The American Supply Association (ASA) led several industry groups recently in filing an amicus curiae brief to the Supreme Court of the United States.

Joined by the American Lighting Association, the American Veterinary Association and other national associations, the brief was in support of a South Dakota case making its way to the high court.

An amicus curiae brief is written to bring to the court’s attention relevant matters not already brought to its attention by the parties in the case. ASA was asked to file a brief dealing with the burden placed on plumbing wholesalers by the practice known as showrooming, the ongoing trend of customers receiving the benefit of ASA members’ talented workforces, the measuring of and learning about products, only to customers make the purchase over the internet.
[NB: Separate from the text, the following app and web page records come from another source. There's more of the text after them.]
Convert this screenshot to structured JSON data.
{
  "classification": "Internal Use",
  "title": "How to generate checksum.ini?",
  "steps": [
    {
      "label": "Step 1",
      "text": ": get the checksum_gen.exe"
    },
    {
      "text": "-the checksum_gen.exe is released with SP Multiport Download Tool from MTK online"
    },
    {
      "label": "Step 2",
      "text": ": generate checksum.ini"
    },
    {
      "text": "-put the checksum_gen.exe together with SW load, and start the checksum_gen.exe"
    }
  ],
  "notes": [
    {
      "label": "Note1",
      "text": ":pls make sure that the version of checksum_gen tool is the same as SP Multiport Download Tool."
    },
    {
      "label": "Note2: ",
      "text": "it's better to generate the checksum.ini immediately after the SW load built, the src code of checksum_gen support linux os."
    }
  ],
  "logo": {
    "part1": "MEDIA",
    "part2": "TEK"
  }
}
“As our members have long said, the investments made in showrooms as well as having a well-trained, dedicated staff knowledgeable of the latest trends is significant,” ASA Director of Government Affairs Dan Hilton said. “The business lost due to showrooming has a measurable impact on our communities, as the loss of revenue starves resources that belong to first responders, schools, and other stakeholders in state and local government.”

This September, the Supreme Court of South Dakota ruled in favor of internet seller over the issue of online sales tax collection. Specifically, South Dakota, a state with no state income tax, passed a law extending the obligation to collect and remit sales tax to sellers with no physical presence in the state.
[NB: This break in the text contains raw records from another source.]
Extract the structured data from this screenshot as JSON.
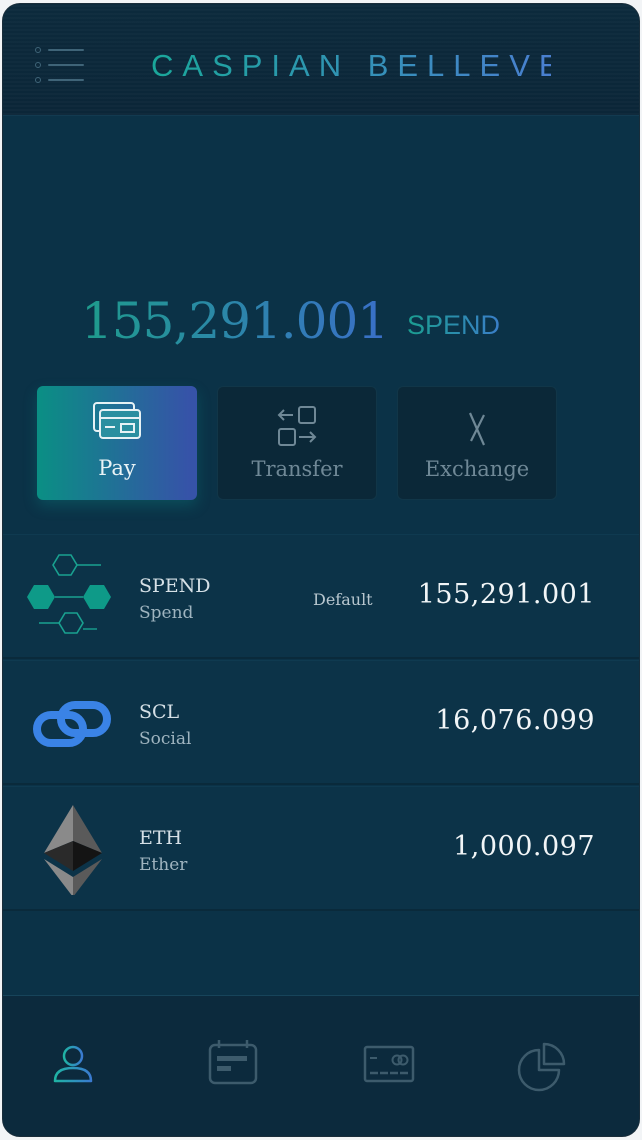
{
  "header": {
    "title": "CASPIAN BELLEVE",
    "menu_icon": "menu-icon"
  },
  "balance": {
    "amount": "155,291.001",
    "unit": "SPEND"
  },
  "actions": [
    {
      "label": "Pay",
      "icon": "card-icon",
      "active": true
    },
    {
      "label": "Transfer",
      "icon": "transfer-icon",
      "active": false
    },
    {
      "label": "Exchange",
      "icon": "exchange-icon",
      "active": false
    }
  ],
  "assets": [
    {
      "symbol": "SPEND",
      "name": "Spend",
      "tag": "Default",
      "amount": "155,291.001",
      "icon": "hexagon-network-icon"
    },
    {
      "symbol": "SCL",
      "name": "Social",
      "tag": "",
      "amount": "16,076.099",
      "icon": "chain-link-icon"
    },
    {
      "symbol": "ETH",
      "name": "Ether",
      "tag": "",
      "amount": "1,000.097",
      "icon": "ethereum-icon"
    }
  ],
  "nav": [
    {
      "icon": "user-icon",
      "active": true
    },
    {
      "icon": "calendar-icon",
      "active": false
    },
    {
      "icon": "credit-card-icon",
      "active": false
    },
    {
      "icon": "pie-chart-icon",
      "active": false
    }
  ],
  "colors": {
    "accent_teal": "#1aa79a",
    "accent_blue": "#3a6fc8",
    "background": "#0b3247"
  }
}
In response to a 1992 case in which the Supreme Court ruled in favor of Quill Corporation in Quill v. North Dakota, Justice Kennedy had opened the door to a legal challenge to the 25-year-old ruling. Predating the explosion of internet sales, the Supreme Court ruled that a business must have a physical presence in a state for that state to require it to collect sales taxes. However, the court explicitly stated that Congress can overrule the decision through legislation.
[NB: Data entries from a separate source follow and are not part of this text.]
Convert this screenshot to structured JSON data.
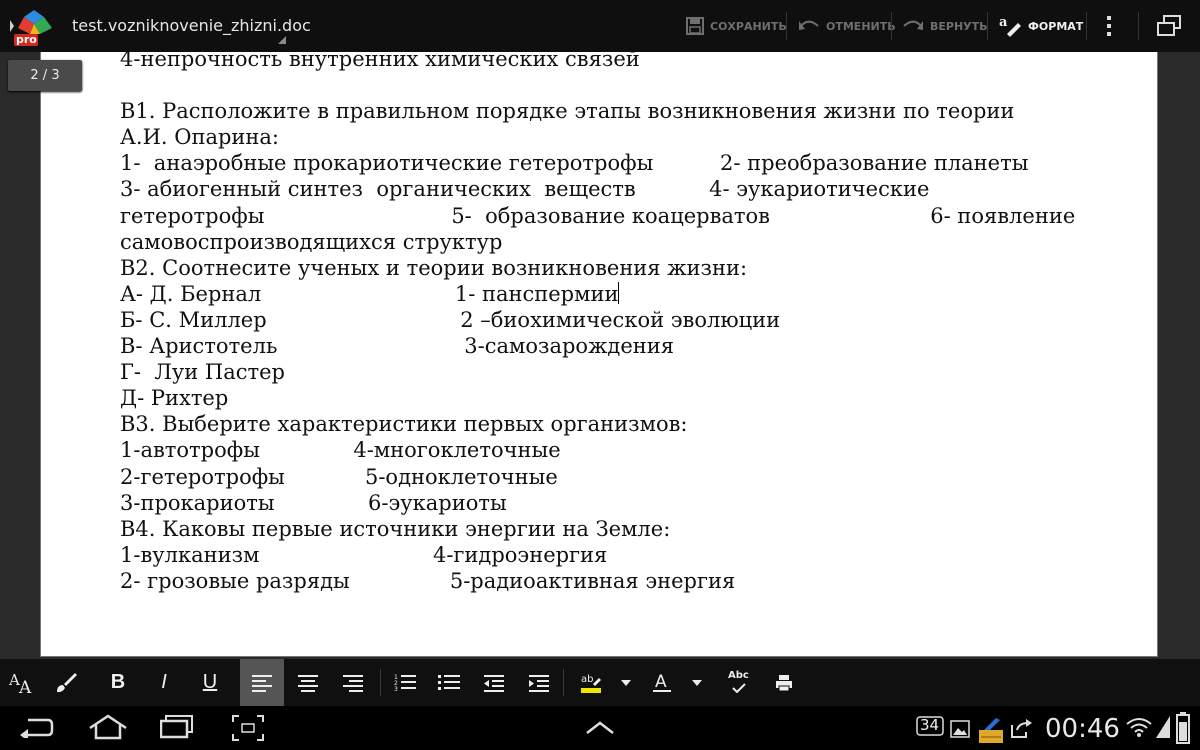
{
  "app": {
    "badge": "pro",
    "document_title": "test.vozniknovenie_zhizni.doc"
  },
  "actionbar": {
    "save_label": "СОХРАНИТЬ",
    "undo_label": "ОТМЕНИТЬ",
    "redo_label": "ВЕРНУТЬ",
    "format_label": "ФОРМАТ"
  },
  "page_indicator": "2 / 3",
  "document": {
    "lines": [
      "4-непрочность внутренних химических связей",
      "",
      "В1. Расположите в правильном порядке этапы возникновения жизни по теории",
      "А.И. Опарина:",
      "1-  анаэробные прокариотические гетеротрофы          2- преобразование планеты",
      "3- абиогенный синтез  органических  веществ           4- эукариотические",
      "гетеротрофы                            5-  образование коацерватов                        6- появление",
      "самовоспроизводящихся структур",
      "В2. Соотнесите ученых и теории возникновения жизни:",
      "А- Д. Бернал                             1- панспермии",
      "Б- С. Миллер                             2 –биохимической эволюции",
      "В- Аристотель                            3-самозарождения",
      "Г-  Луи Пастер",
      "Д- Рихтер",
      "В3. Выберите характеристики первых организмов:",
      "1-автотрофы              4-многоклеточные",
      "2-гетеротрофы            5-одноклеточные",
      "3-прокариоты              6-эукариоты",
      "В4. Каковы первые источники энергии на Земле:",
      "1-вулканизм                          4-гидроэнергия",
      "2- грозовые разряды               5-радиоактивная энергия"
    ]
  },
  "format_toolbar": {
    "font_size_icon": "font-size-icon",
    "bold_label": "B",
    "italic_label": "I",
    "underline_label": "U",
    "spell_label": "Abc"
  },
  "status": {
    "time": "00:46",
    "notification_count": "34"
  }
}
This is why Congress needs to pass a marketplace fairness act, which would allow states to close this loophole, ASA stressed. The Marketplace Fairness Act of 2017 would grant states the right to require out-of-state businesses, such as those selling online or through catalogs, collect state sales taxes on purchases sold into their states. Currently, states are unable to collect these taxes on purchases from remote businesses so the tax often is not paid. This sales tax loophole treats out-of-state retailers different than local brick-and-mortar businesses, creating a price disadvantage.